Problem to solve:
Copy out each line of the material in which the word "baidu" appears.

Task inputs:
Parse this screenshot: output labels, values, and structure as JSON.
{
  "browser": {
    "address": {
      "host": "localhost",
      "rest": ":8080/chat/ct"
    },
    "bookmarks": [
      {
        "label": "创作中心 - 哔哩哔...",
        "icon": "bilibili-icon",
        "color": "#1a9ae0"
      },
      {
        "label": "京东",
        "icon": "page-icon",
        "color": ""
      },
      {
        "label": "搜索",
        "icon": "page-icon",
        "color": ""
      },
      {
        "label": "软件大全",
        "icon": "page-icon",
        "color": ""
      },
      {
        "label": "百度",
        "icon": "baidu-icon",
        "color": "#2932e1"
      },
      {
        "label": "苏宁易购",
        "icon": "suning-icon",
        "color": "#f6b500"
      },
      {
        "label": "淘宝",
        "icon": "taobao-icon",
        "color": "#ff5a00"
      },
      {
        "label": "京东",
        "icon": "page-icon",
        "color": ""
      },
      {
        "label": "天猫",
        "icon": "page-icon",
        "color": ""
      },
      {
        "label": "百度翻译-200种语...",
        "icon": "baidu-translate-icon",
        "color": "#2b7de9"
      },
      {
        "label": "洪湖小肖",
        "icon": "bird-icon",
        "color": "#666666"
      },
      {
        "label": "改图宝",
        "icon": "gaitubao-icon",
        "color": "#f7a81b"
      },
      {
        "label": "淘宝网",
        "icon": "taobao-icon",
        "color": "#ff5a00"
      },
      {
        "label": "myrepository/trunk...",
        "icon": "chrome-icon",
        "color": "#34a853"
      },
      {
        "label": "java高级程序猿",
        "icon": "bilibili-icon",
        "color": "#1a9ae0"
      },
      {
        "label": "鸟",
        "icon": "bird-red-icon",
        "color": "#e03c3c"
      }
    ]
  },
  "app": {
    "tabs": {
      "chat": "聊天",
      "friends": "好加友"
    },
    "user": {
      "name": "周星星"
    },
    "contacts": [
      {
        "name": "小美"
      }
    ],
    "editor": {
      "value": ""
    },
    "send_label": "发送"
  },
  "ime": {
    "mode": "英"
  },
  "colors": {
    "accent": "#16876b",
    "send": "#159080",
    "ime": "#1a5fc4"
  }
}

Solution:
        "icon": "baidu-icon",
        "icon": "baidu-translate-icon",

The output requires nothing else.